> [Requirement]: Of the lines below, report only those that contain "buttons".

> [Records shown]:
::::::
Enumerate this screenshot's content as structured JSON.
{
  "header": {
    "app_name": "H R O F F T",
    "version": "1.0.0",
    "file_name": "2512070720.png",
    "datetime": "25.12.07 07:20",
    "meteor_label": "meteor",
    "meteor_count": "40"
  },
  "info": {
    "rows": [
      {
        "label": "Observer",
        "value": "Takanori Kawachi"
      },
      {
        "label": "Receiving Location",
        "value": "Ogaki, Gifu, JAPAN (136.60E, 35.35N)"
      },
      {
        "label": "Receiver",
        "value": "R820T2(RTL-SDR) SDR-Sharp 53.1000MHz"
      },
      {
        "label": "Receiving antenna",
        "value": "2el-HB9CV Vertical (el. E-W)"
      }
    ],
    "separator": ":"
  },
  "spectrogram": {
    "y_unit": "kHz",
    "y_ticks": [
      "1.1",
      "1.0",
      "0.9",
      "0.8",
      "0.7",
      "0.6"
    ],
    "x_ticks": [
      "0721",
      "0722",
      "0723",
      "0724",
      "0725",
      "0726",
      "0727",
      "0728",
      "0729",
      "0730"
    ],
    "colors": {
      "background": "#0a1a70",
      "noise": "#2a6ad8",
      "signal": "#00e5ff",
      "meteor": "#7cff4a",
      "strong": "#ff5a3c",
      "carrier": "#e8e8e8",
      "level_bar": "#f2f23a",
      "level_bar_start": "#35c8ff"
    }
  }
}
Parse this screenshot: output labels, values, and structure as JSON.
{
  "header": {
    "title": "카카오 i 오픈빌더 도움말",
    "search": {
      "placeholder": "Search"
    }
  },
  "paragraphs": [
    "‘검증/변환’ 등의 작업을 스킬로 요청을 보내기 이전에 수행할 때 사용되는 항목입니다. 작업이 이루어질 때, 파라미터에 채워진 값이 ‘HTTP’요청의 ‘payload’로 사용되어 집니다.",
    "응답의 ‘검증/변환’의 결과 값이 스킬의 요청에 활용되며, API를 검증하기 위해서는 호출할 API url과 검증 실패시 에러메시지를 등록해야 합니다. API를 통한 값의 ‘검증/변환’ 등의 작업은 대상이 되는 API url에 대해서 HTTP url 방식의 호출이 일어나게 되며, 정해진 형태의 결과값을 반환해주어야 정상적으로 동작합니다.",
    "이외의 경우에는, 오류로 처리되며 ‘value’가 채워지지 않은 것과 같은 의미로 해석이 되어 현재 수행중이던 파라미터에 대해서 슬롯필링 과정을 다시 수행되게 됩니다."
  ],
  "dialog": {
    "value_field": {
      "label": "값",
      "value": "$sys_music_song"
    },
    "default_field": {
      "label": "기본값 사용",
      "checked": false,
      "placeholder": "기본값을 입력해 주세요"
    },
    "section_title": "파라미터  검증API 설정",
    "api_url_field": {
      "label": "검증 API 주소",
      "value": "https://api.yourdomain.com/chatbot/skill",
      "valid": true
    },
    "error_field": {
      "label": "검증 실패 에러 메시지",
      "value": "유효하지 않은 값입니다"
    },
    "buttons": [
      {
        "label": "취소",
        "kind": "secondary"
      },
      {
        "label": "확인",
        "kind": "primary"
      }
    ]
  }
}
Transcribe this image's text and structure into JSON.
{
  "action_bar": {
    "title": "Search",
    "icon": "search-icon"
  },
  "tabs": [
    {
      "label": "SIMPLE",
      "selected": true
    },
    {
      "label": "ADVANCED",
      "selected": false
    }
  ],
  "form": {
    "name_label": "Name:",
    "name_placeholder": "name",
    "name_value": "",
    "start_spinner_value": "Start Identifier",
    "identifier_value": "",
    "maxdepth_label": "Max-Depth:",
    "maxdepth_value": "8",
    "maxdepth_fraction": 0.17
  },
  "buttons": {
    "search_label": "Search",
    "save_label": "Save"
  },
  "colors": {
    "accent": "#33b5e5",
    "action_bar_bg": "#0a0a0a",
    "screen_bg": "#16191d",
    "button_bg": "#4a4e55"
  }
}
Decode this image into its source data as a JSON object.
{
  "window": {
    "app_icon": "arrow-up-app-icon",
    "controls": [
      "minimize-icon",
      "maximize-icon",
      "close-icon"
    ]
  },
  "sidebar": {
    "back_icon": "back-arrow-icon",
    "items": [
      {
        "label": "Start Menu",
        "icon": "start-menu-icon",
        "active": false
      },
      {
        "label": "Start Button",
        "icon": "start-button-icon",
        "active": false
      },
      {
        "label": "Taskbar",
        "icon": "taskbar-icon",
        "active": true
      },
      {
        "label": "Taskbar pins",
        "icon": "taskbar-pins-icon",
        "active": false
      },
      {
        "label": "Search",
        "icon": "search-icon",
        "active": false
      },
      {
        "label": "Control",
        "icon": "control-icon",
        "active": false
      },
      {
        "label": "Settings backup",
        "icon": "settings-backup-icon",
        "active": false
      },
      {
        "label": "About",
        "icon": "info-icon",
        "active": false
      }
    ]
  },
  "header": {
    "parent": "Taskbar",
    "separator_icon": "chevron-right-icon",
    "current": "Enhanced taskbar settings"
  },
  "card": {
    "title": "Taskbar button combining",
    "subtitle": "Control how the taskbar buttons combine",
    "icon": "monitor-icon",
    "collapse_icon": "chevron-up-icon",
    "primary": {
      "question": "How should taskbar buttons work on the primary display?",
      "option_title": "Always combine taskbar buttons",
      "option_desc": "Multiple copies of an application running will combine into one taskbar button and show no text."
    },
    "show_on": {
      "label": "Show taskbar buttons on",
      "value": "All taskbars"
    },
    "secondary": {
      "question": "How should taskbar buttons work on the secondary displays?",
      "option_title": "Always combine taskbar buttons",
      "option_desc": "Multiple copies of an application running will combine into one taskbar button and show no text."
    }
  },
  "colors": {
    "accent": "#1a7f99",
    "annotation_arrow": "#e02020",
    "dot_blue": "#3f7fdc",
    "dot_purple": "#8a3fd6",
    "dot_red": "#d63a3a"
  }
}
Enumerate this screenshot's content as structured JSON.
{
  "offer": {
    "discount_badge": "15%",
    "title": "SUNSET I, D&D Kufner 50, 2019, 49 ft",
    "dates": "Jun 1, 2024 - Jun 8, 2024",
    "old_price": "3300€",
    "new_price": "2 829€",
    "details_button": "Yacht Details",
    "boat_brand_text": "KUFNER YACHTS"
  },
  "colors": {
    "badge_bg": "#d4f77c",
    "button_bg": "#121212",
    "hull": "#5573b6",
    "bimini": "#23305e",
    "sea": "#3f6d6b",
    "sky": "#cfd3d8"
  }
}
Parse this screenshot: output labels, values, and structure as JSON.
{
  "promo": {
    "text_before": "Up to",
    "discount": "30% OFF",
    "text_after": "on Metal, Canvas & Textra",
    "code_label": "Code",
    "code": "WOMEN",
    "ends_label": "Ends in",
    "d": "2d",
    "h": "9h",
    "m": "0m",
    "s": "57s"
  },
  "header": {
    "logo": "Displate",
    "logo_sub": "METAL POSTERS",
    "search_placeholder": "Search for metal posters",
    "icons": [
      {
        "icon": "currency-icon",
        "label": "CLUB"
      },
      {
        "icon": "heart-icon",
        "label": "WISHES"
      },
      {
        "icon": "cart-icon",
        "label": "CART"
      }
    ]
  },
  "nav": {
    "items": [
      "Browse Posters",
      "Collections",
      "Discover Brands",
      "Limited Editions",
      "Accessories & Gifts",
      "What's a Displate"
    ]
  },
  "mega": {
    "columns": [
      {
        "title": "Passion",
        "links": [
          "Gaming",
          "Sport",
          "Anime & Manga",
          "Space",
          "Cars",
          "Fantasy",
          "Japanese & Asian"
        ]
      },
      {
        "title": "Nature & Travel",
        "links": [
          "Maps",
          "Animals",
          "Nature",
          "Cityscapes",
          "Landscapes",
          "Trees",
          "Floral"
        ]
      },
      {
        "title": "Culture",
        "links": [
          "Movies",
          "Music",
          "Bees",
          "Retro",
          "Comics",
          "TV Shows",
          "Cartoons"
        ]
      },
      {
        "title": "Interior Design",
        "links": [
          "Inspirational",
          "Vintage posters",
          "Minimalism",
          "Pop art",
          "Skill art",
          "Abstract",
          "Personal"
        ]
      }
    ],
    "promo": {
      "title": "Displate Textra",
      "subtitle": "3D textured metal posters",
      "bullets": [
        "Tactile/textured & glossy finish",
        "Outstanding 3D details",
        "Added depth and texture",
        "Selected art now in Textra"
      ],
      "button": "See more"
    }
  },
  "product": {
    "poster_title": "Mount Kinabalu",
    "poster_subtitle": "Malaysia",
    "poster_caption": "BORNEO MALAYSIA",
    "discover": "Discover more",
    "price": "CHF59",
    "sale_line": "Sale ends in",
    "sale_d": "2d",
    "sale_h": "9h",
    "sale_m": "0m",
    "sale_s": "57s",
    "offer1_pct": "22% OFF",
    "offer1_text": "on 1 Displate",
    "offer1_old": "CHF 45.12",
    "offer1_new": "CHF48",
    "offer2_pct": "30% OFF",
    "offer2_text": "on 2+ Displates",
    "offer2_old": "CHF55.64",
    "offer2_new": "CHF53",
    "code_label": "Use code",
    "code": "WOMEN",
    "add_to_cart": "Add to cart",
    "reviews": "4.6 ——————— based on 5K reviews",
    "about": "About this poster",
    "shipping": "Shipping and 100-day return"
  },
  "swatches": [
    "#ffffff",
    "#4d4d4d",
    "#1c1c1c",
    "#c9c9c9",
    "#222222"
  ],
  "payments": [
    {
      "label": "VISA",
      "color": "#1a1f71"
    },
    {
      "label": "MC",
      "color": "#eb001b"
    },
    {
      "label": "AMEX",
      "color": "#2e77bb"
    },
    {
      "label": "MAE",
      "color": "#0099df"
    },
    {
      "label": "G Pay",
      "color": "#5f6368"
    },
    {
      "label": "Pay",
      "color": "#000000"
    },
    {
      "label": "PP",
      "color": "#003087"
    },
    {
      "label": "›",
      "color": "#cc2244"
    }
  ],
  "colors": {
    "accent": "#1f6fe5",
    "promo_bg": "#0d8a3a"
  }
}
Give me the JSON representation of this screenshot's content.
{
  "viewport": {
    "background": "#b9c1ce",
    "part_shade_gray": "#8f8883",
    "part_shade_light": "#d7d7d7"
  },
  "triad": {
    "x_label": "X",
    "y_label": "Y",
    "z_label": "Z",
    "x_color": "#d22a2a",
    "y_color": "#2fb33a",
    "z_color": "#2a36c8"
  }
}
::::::
> [Solution]:
    "buttons": [
  "buttons": {
    "subtitle": "Control how the taskbar buttons combine",
      "question": "How should taskbar buttons work on the primary display?",
      "option_title": "Always combine taskbar buttons",
      "label": "Show taskbar buttons on",
      "question": "How should taskbar buttons work on the secondary displays?",
      "option_title": "Always combine taskbar buttons",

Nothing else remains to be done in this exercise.